Copy out the entire listing precisely.

**Data supplied**

**********

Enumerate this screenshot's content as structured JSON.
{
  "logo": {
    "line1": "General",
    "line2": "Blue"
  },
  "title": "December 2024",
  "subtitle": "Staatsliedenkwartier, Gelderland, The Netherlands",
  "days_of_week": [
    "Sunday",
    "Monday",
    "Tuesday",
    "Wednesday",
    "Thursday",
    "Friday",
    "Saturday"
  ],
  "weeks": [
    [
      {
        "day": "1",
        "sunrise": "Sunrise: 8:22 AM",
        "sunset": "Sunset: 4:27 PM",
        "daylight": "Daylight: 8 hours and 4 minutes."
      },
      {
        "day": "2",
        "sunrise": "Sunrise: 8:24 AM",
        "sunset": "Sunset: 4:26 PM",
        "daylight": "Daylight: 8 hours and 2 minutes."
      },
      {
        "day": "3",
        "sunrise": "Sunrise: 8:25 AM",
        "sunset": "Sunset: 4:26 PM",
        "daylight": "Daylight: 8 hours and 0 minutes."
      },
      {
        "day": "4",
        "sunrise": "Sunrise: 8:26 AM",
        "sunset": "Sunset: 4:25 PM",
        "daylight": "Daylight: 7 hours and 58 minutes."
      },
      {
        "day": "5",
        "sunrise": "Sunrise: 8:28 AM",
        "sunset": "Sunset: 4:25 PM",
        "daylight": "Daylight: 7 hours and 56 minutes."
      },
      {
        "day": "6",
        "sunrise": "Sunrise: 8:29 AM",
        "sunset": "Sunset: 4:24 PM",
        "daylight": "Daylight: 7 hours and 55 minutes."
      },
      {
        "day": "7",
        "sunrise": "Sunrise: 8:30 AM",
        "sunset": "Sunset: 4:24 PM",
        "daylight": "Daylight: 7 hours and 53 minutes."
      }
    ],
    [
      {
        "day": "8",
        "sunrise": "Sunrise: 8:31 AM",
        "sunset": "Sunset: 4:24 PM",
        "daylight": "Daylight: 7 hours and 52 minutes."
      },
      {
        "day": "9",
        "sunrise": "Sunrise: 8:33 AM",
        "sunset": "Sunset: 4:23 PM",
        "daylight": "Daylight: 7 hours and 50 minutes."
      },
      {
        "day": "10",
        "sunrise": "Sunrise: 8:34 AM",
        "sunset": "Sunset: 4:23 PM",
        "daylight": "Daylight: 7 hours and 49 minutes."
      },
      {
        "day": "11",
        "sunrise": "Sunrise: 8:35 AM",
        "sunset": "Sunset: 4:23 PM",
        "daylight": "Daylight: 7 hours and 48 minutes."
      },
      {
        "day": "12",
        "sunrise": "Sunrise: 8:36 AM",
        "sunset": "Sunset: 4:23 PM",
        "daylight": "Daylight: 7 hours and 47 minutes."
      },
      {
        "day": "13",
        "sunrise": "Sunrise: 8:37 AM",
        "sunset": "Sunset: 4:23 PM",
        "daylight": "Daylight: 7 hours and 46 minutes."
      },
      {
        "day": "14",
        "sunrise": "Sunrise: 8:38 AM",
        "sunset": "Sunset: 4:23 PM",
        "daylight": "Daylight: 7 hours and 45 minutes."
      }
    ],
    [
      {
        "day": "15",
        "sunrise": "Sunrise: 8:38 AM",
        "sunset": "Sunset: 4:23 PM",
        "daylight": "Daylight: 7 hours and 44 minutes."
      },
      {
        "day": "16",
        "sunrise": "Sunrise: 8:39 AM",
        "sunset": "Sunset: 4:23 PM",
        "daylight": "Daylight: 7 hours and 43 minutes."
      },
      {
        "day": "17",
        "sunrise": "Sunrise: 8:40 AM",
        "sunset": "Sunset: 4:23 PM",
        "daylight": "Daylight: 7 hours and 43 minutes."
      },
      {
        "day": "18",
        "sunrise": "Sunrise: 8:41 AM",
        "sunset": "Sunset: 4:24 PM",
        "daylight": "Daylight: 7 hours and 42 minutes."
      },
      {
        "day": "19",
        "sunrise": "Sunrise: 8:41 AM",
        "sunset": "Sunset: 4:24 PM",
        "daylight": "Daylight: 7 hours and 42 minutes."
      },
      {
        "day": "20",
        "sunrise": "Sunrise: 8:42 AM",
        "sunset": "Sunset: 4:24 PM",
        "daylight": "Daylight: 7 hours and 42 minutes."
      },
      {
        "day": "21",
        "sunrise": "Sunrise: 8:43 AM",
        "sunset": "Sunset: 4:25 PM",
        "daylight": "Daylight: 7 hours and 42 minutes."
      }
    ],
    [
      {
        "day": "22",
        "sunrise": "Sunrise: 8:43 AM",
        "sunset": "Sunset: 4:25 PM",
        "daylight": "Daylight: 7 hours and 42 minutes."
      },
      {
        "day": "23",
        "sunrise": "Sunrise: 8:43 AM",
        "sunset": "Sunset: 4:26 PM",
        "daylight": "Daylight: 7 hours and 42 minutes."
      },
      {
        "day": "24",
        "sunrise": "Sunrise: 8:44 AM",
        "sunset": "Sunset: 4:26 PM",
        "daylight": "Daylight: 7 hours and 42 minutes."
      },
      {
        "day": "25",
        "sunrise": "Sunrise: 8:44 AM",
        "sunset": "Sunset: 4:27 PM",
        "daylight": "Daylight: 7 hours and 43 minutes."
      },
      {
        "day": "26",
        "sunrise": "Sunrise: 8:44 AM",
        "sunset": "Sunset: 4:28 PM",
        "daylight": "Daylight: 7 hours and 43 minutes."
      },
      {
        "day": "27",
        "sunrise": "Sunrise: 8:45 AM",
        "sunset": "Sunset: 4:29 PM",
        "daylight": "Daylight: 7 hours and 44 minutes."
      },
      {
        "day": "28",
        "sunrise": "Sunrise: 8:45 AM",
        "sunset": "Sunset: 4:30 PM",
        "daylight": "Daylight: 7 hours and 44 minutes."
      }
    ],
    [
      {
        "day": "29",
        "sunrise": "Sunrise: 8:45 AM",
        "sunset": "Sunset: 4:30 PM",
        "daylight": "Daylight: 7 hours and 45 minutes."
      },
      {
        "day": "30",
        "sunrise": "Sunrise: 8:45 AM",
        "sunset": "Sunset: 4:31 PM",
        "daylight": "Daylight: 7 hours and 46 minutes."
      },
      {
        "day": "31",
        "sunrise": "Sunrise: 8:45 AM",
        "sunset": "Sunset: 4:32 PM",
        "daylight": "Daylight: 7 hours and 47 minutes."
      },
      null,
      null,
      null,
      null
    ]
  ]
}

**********

**Output below**
Enumerate this screenshot's content as structured JSON.
{
  "logo": {
    "line1": "General",
    "line2": "Blue"
  },
  "title": "December 2024",
  "subtitle": "Staatsliedenkwartier, Gelderland, The Netherlands",
  "days_of_week": [
    "Sunday",
    "Monday",
    "Tuesday",
    "Wednesday",
    "Thursday",
    "Friday",
    "Saturday"
  ],
  "weeks": [
    [
      {
        "day": "1",
        "sunrise": "Sunrise: 8:22 AM",
        "sunset": "Sunset: 4:27 PM",
        "daylight": "Daylight: 8 hours and 4 minutes."
      },
      {
        "day": "2",
        "sunrise": "Sunrise: 8:24 AM",
        "sunset": "Sunset: 4:26 PM",
        "daylight": "Daylight: 8 hours and 2 minutes."
      },
      {
        "day": "3",
        "sunrise": "Sunrise: 8:25 AM",
        "sunset": "Sunset: 4:26 PM",
        "daylight": "Daylight: 8 hours and 0 minutes."
      },
      {
        "day": "4",
        "sunrise": "Sunrise: 8:26 AM",
        "sunset": "Sunset: 4:25 PM",
        "daylight": "Daylight: 7 hours and 58 minutes."
      },
      {
        "day": "5",
        "sunrise": "Sunrise: 8:28 AM",
        "sunset": "Sunset: 4:25 PM",
        "daylight": "Daylight: 7 hours and 56 minutes."
      },
      {
        "day": "6",
        "sunrise": "Sunrise: 8:29 AM",
        "sunset": "Sunset: 4:24 PM",
        "daylight": "Daylight: 7 hours and 55 minutes."
      },
      {
        "day": "7",
        "sunrise": "Sunrise: 8:30 AM",
        "sunset": "Sunset: 4:24 PM",
        "daylight": "Daylight: 7 hours and 53 minutes."
      }
    ],
    [
      {
        "day": "8",
        "sunrise": "Sunrise: 8:31 AM",
        "sunset": "Sunset: 4:24 PM",
        "daylight": "Daylight: 7 hours and 52 minutes."
      },
      {
        "day": "9",
        "sunrise": "Sunrise: 8:33 AM",
        "sunset": "Sunset: 4:23 PM",
        "daylight": "Daylight: 7 hours and 50 minutes."
      },
      {
        "day": "10",
        "sunrise": "Sunrise: 8:34 AM",
        "sunset": "Sunset: 4:23 PM",
        "daylight": "Daylight: 7 hours and 49 minutes."
      },
      {
        "day": "11",
        "sunrise": "Sunrise: 8:35 AM",
        "sunset": "Sunset: 4:23 PM",
        "daylight": "Daylight: 7 hours and 48 minutes."
      },
      {
        "day": "12",
        "sunrise": "Sunrise: 8:36 AM",
        "sunset": "Sunset: 4:23 PM",
        "daylight": "Daylight: 7 hours and 47 minutes."
      },
      {
        "day": "13",
        "sunrise": "Sunrise: 8:37 AM",
        "sunset": "Sunset: 4:23 PM",
        "daylight": "Daylight: 7 hours and 46 minutes."
      },
      {
        "day": "14",
        "sunrise": "Sunrise: 8:38 AM",
        "sunset": "Sunset: 4:23 PM",
        "daylight": "Daylight: 7 hours and 45 minutes."
      }
    ],
    [
      {
        "day": "15",
        "sunrise": "Sunrise: 8:38 AM",
        "sunset": "Sunset: 4:23 PM",
        "daylight": "Daylight: 7 hours and 44 minutes."
      },
      {
        "day": "16",
        "sunrise": "Sunrise: 8:39 AM",
        "sunset": "Sunset: 4:23 PM",
        "daylight": "Daylight: 7 hours and 43 minutes."
      },
      {
        "day": "17",
        "sunrise": "Sunrise: 8:40 AM",
        "sunset": "Sunset: 4:23 PM",
        "daylight": "Daylight: 7 hours and 43 minutes."
      },
      {
        "day": "18",
        "sunrise": "Sunrise: 8:41 AM",
        "sunset": "Sunset: 4:24 PM",
        "daylight": "Daylight: 7 hours and 42 minutes."
      },
      {
        "day": "19",
        "sunrise": "Sunrise: 8:41 AM",
        "sunset": "Sunset: 4:24 PM",
        "daylight": "Daylight: 7 hours and 42 minutes."
      },
      {
        "day": "20",
        "sunrise": "Sunrise: 8:42 AM",
        "sunset": "Sunset: 4:24 PM",
        "daylight": "Daylight: 7 hours and 42 minutes."
      },
      {
        "day": "21",
        "sunrise": "Sunrise: 8:43 AM",
        "sunset": "Sunset: 4:25 PM",
        "daylight": "Daylight: 7 hours and 42 minutes."
      }
    ],
    [
      {
        "day": "22",
        "sunrise": "Sunrise: 8:43 AM",
        "sunset": "Sunset: 4:25 PM",
        "daylight": "Daylight: 7 hours and 42 minutes."
      },
      {
        "day": "23",
        "sunrise": "Sunrise: 8:43 AM",
        "sunset": "Sunset: 4:26 PM",
        "daylight": "Daylight: 7 hours and 42 minutes."
      },
      {
        "day": "24",
        "sunrise": "Sunrise: 8:44 AM",
        "sunset": "Sunset: 4:26 PM",
        "daylight": "Daylight: 7 hours and 42 minutes."
      },
      {
        "day": "25",
        "sunrise": "Sunrise: 8:44 AM",
        "sunset": "Sunset: 4:27 PM",
        "daylight": "Daylight: 7 hours and 43 minutes."
      },
      {
        "day": "26",
        "sunrise": "Sunrise: 8:44 AM",
        "sunset": "Sunset: 4:28 PM",
        "daylight": "Daylight: 7 hours and 43 minutes."
      },
      {
        "day": "27",
        "sunrise": "Sunrise: 8:45 AM",
        "sunset": "Sunset: 4:29 PM",
        "daylight": "Daylight: 7 hours and 44 minutes."
      },
      {
        "day": "28",
        "sunrise": "Sunrise: 8:45 AM",
        "sunset": "Sunset: 4:30 PM",
        "daylight": "Daylight: 7 hours and 44 minutes."
      }
    ],
    [
      {
        "day": "29",
        "sunrise": "Sunrise: 8:45 AM",
        "sunset": "Sunset: 4:30 PM",
        "daylight": "Daylight: 7 hours and 45 minutes."
      },
      {
        "day": "30",
        "sunrise": "Sunrise: 8:45 AM",
        "sunset": "Sunset: 4:31 PM",
        "daylight": "Daylight: 7 hours and 46 minutes."
      },
      {
        "day": "31",
        "sunrise": "Sunrise: 8:45 AM",
        "sunset": "Sunset: 4:32 PM",
        "daylight": "Daylight: 7 hours and 47 minutes."
      },
      null,
      null,
      null,
      null
    ]
  ]
}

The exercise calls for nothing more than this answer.